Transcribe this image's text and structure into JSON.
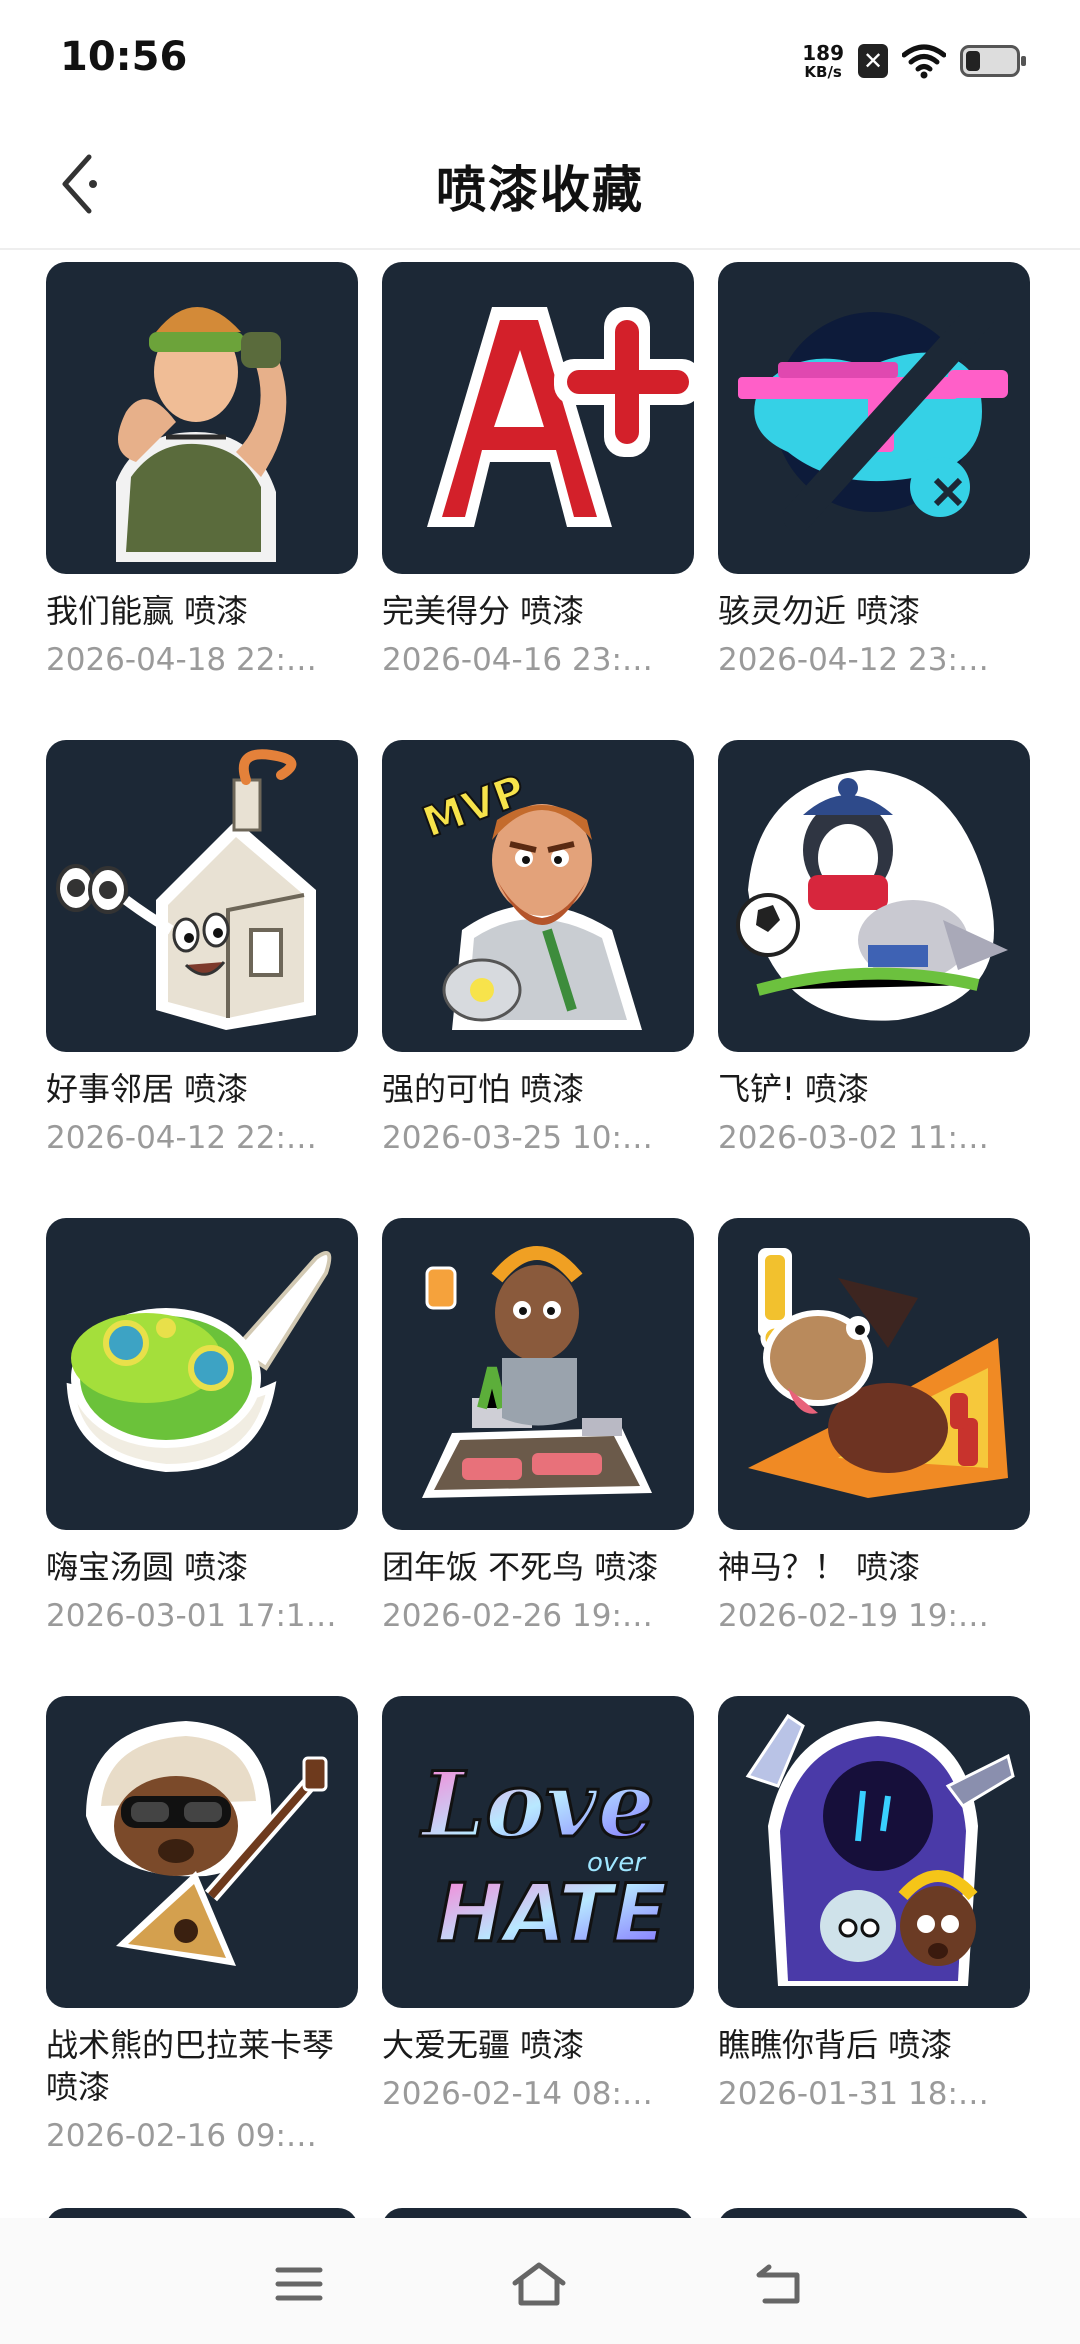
{
  "status_bar": {
    "time": "10:56",
    "net_speed_value": "189",
    "net_speed_unit": "KB/s",
    "icons": [
      "sim-x-icon",
      "wifi-icon",
      "battery-icon"
    ]
  },
  "header": {
    "title": "喷漆收藏",
    "back_icon": "chevron-left-icon"
  },
  "sprays": [
    {
      "title": "我们能赢 喷漆",
      "date": "2026-04-18 22:…",
      "icon": "flexing-soldier-icon"
    },
    {
      "title": "完美得分 喷漆",
      "date": "2026-04-16 23:…",
      "icon": "a-plus-grade-icon"
    },
    {
      "title": "骇灵勿近 喷漆",
      "date": "2026-04-12 23:…",
      "icon": "crossed-out-rifle-icon"
    },
    {
      "title": "好事邻居 喷漆",
      "date": "2026-04-12 22:…",
      "icon": "house-with-binoculars-icon"
    },
    {
      "title": "强的可怕 喷漆",
      "date": "2026-03-25 10:…",
      "icon": "mvp-bearded-hero-icon"
    },
    {
      "title": "飞铲! 喷漆",
      "date": "2026-03-02 11:…",
      "icon": "penguin-slide-tackle-icon"
    },
    {
      "title": "嗨宝汤圆 喷漆",
      "date": "2026-03-01 17:1…",
      "icon": "tangyuan-spoon-icon"
    },
    {
      "title": "团年饭 不死鸟 喷漆",
      "date": "2026-02-26 19:…",
      "icon": "reunion-dinner-icon"
    },
    {
      "title": "神马？！ 喷漆",
      "date": "2026-02-19 19:…",
      "icon": "startled-horse-icon"
    },
    {
      "title": "战术熊的巴拉莱卡琴 喷漆",
      "date": "2026-02-16 09:…",
      "icon": "bear-balalaika-icon"
    },
    {
      "title": "大爱无疆 喷漆",
      "date": "2026-02-14 08:…",
      "icon": "love-over-hate-icon"
    },
    {
      "title": "瞧瞧你背后 喷漆",
      "date": "2026-01-31 18:…",
      "icon": "lurking-reaper-icon"
    }
  ],
  "love_over_hate": {
    "line1": "Love",
    "line2": "over",
    "line3": "HATE"
  },
  "mvp_text": "MVP",
  "nav_bar": {
    "icons": [
      "menu-icon",
      "home-icon",
      "back-icon"
    ]
  }
}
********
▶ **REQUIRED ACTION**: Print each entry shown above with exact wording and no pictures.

▶ **TASK SOLUTION**:
Transcribe this image's text and structure into JSON.
{
  "status_bar": {
    "time": "10:56",
    "net_speed_value": "189",
    "net_speed_unit": "KB/s",
    "icons": [
      "sim-x-icon",
      "wifi-icon",
      "battery-icon"
    ]
  },
  "header": {
    "title": "喷漆收藏",
    "back_icon": "chevron-left-icon"
  },
  "sprays": [
    {
      "title": "我们能赢 喷漆",
      "date": "2026-04-18 22:…",
      "icon": "flexing-soldier-icon"
    },
    {
      "title": "完美得分 喷漆",
      "date": "2026-04-16 23:…",
      "icon": "a-plus-grade-icon"
    },
    {
      "title": "骇灵勿近 喷漆",
      "date": "2026-04-12 23:…",
      "icon": "crossed-out-rifle-icon"
    },
    {
      "title": "好事邻居 喷漆",
      "date": "2026-04-12 22:…",
      "icon": "house-with-binoculars-icon"
    },
    {
      "title": "强的可怕 喷漆",
      "date": "2026-03-25 10:…",
      "icon": "mvp-bearded-hero-icon"
    },
    {
      "title": "飞铲! 喷漆",
      "date": "2026-03-02 11:…",
      "icon": "penguin-slide-tackle-icon"
    },
    {
      "title": "嗨宝汤圆 喷漆",
      "date": "2026-03-01 17:1…",
      "icon": "tangyuan-spoon-icon"
    },
    {
      "title": "团年饭 不死鸟 喷漆",
      "date": "2026-02-26 19:…",
      "icon": "reunion-dinner-icon"
    },
    {
      "title": "神马？！ 喷漆",
      "date": "2026-02-19 19:…",
      "icon": "startled-horse-icon"
    },
    {
      "title": "战术熊的巴拉莱卡琴 喷漆",
      "date": "2026-02-16 09:…",
      "icon": "bear-balalaika-icon"
    },
    {
      "title": "大爱无疆 喷漆",
      "date": "2026-02-14 08:…",
      "icon": "love-over-hate-icon"
    },
    {
      "title": "瞧瞧你背后 喷漆",
      "date": "2026-01-31 18:…",
      "icon": "lurking-reaper-icon"
    }
  ],
  "love_over_hate": {
    "line1": "Love",
    "line2": "over",
    "line3": "HATE"
  },
  "mvp_text": "MVP",
  "nav_bar": {
    "icons": [
      "menu-icon",
      "home-icon",
      "back-icon"
    ]
  }
}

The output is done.